Occurs at middle and montane elevations, but occasionally ranges lower in the southern portion of breeding range in Chile and Argentina. In its breeding range, this is an indicator species of temperate southern beech (Nothofagus) forests from 900-1,600 m elevation. In its winter range in Colombia, it is found in humid montane forest, especially low or elfin forest above 2,500 m
Feeds on birds, rodents, snakes, and lizards during the breeding season, and adults also provided these prey items to nestlings. Hunting techniques include hovering, quartering flights, and low-level flights in pursuit of avian prey, especially along ridgetops.
This species has a very large range, and hence does not approach the thresholds for Vulnerable under the range size criterion (Extent of Occurrence 30% decline over ten years or three generations). The population size may be small, but it is not believed to approach the thresholds for Vulnerable under the population size criterion (10% in ten years or three generations, or with a specified population structure). For these reasons the species is evaluated as Least Concern. [conservation status from birdlife.org]
Builds a stick nest placed on a cliff or in a tree, usually a Nothofagus, in Argentina and Chile, but one nest was in a -peumo- (Cryptocarpa alba) tree in Chile. Nests are often re-used, growing larger with each successive season. Clutch size is 1-3 eggs, Most, but not all, incubation is done by the female, and most prey is delivered to the nest by the male. The incubation period lasts for about one month, and the nestling period is about six weeks.
Partial migrant, according to Bildstein (2006), although at least some populations are apparently completely migratory. This species is also an altitudinal migrant in some areas. The species is known to be a summer breeding resident in the southern temperate forests of Argentina and Chile it appears that flocks move north in autumn and south in spring in central Chile.
- spanwidth min.: 90 cm
- spanwidth max.: 100 cm
- size min.: 38 cm
- size max.: 48 cm

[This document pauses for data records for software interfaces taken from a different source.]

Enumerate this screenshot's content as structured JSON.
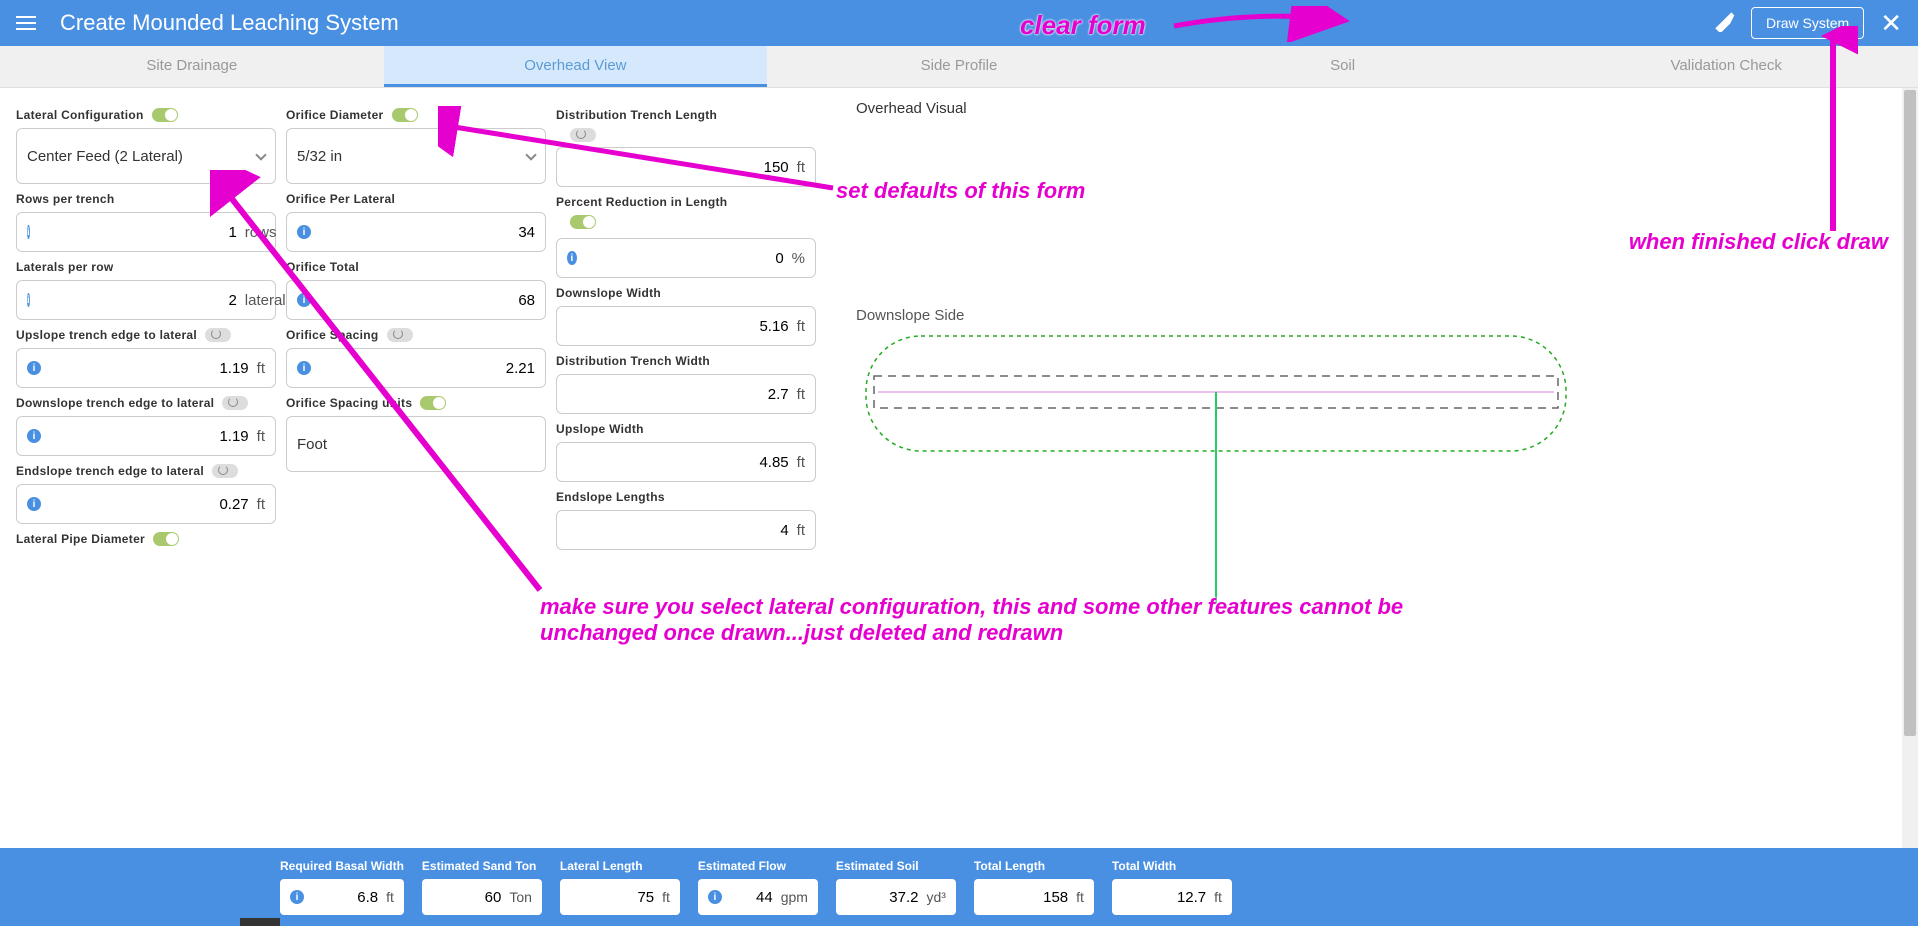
{
  "header": {
    "title": "Create Mounded Leaching System",
    "draw_button": "Draw System"
  },
  "tabs": [
    "Site Drainage",
    "Overhead View",
    "Side Profile",
    "Soil",
    "Validation Check"
  ],
  "active_tab": 1,
  "col1": {
    "lateral_config_label": "Lateral Configuration",
    "lateral_config_value": "Center Feed (2 Lateral)",
    "rows_per_trench_label": "Rows per trench",
    "rows_per_trench_value": "1",
    "rows_per_trench_unit": "rows",
    "laterals_per_row_label": "Laterals per row",
    "laterals_per_row_value": "2",
    "laterals_per_row_unit": "laterals/row",
    "upslope_label": "Upslope trench edge to lateral",
    "upslope_value": "1.19",
    "downslope_label": "Downslope trench edge to lateral",
    "downslope_value": "1.19",
    "endslope_label": "Endslope trench edge to lateral",
    "endslope_value": "0.27",
    "lateral_pipe_label": "Lateral Pipe Diameter",
    "ft": "ft"
  },
  "col2": {
    "orifice_diameter_label": "Orifice Diameter",
    "orifice_diameter_value": "5/32 in",
    "orifice_per_lateral_label": "Orifice Per Lateral",
    "orifice_per_lateral_value": "34",
    "orifice_total_label": "Orifice Total",
    "orifice_total_value": "68",
    "orifice_spacing_label": "Orifice Spacing",
    "orifice_spacing_value": "2.21",
    "orifice_spacing_units_label": "Orifice Spacing units",
    "orifice_spacing_units_value": "Foot"
  },
  "col3": {
    "dist_trench_len_label": "Distribution Trench Length",
    "dist_trench_len_value": "150",
    "dist_trench_len_unit": "ft",
    "percent_red_label": "Percent Reduction in Length",
    "percent_red_value": "0",
    "percent_red_unit": "%",
    "downslope_width_label": "Downslope Width",
    "downslope_width_value": "5.16",
    "dist_trench_width_label": "Distribution Trench Width",
    "dist_trench_width_value": "2.7",
    "upslope_width_label": "Upslope Width",
    "upslope_width_value": "4.85",
    "endslope_len_label": "Endslope Lengths",
    "endslope_len_value": "4",
    "ft": "ft"
  },
  "overhead": {
    "title": "Overhead Visual",
    "downslope_side": "Downslope Side"
  },
  "metrics": [
    {
      "label": "Required Basal Width",
      "value": "6.8",
      "unit": "ft",
      "info": true
    },
    {
      "label": "Estimated Sand Ton",
      "value": "60",
      "unit": "Ton",
      "info": false
    },
    {
      "label": "Lateral Length",
      "value": "75",
      "unit": "ft",
      "info": false
    },
    {
      "label": "Estimated Flow",
      "value": "44",
      "unit": "gpm",
      "info": true
    },
    {
      "label": "Estimated Soil",
      "value": "37.2",
      "unit": "yd³",
      "info": false
    },
    {
      "label": "Total Length",
      "value": "158",
      "unit": "ft",
      "info": false
    },
    {
      "label": "Total Width",
      "value": "12.7",
      "unit": "ft",
      "info": false
    }
  ],
  "annotations": {
    "clear_form": "clear form",
    "set_defaults": "set defaults of this form",
    "when_finished": "when finished click draw",
    "lateral_warning": "make sure you select lateral configuration, this and some other features cannot be unchanged once drawn...just deleted and redrawn"
  }
}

- incubation min.: 27 days
- incubation max.: 33 days
- fledging min.: 35 days
- fledging max.: 45 days
- broods 1
- eggs min.: 1
- eggs max.: 3
- Conservation Status